The pianist Alfred Brendel will have been pleased to discover that the Photo-Me passport photo booths have re-introduced the option of five different poses at a single sitting. He is known for making use of this feature. The company stopped providing this service around 2005, apparently because they felt we were not taking their machines seriously enough, pulling faces at the screen and squeezing our friends into the tiny, curtained studio. True, the company gave us a ‘fun’ alternative of one large or sixteen identical miniature snaps, but few customers shared this concept of amusement and many withdrew their patronage, some even travelling to the continent where local photo-machines continued to offer the five-shot option. Now Photo-Me has realised its marketing clanger and allowed us once again to misbehave on its terms (£5 the set). The option is an alternative to the passport photo for which Photo-Me proudly publish the strict Home Office rules. Subjects must not smile, open their mouths, have hair over their faces, wear glasses or cut off the tops of their heads by winding the seat too high. They take passport photography very seriously.
The ITV documentary Dying to be Thin, last Thursday, showed how seriously some girls take photographs of themselves. The programme-makers tampererd with pictures of six-year-old ballet-dancers in leotards, fattening and thinning them and asking the subjects which they preferred. All but one selected their thinnest version, numbered ‘1’ in each case, which prejudiced the experiment. The pictures should have been mixed up to ensure the girls weren’t choosing ‘1’ for other reasons. The girl who didn’t choose Picture No1 should have been interviewed. What sort of person was she? The grown-up svelt presenter and wheel-on expert should not have been seen, as they had clearly dressed up and beautified themselves for the camera. What they had to say was not enhanced by seeing them. On the contrary, by being seen, coiffed, made up and lovely, they detracted from the message of encouraging young girls to worry less about what they looked like. The adult females clearly did.
The singing cellist, fighting her eating disorder in the Royal Bethlem Hospital, has not yet learnt John Dowland’s song Praise Blindness Eyes (for seeing is deceit) because it is in The Second Book of Ayres and we are tackling the Fourth, published in 1612. Music’s not about what we look like, I say, unless you are a pop star constrained to making a video every time you want to issue a single. Television ruins music and its overblown importance encourages the idea that anything not on the box is worthless. I once took part in an experiment where everybody walked around in pitch black as if they were blind. Everyone sounds sexy in the dark, I say, and you engage in coy exchanges with potential lovers. They may all have hair lips and facial surgery but fantasy precludes this thought. Imagination runs riot. Life isn't all bad for blind people. And they are spared television.

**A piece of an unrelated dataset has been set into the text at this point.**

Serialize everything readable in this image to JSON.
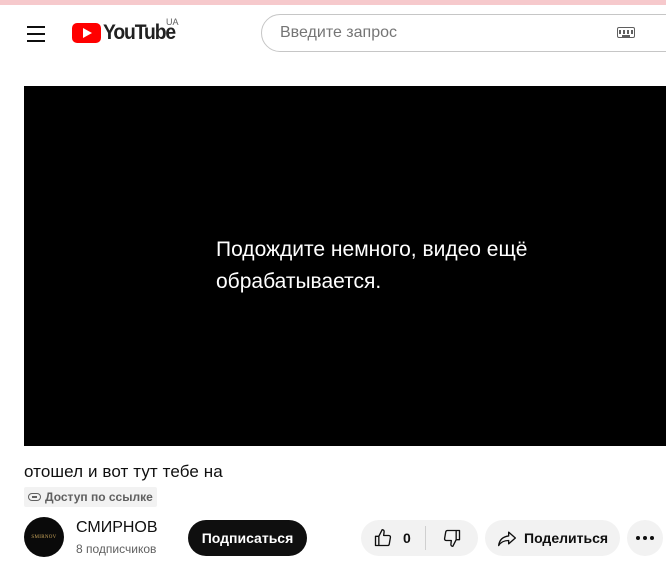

John Cage once went on a game show to perform his piece Water Walk.
There is no sense in which he is trying to impress the camera and he is not shy of ridicule. ‘Laughter is preferable to tears,’ he replies to the presenter’s suggestion that the audience might scoff. Cage beams benignly. He took neither television nor himself too seriously.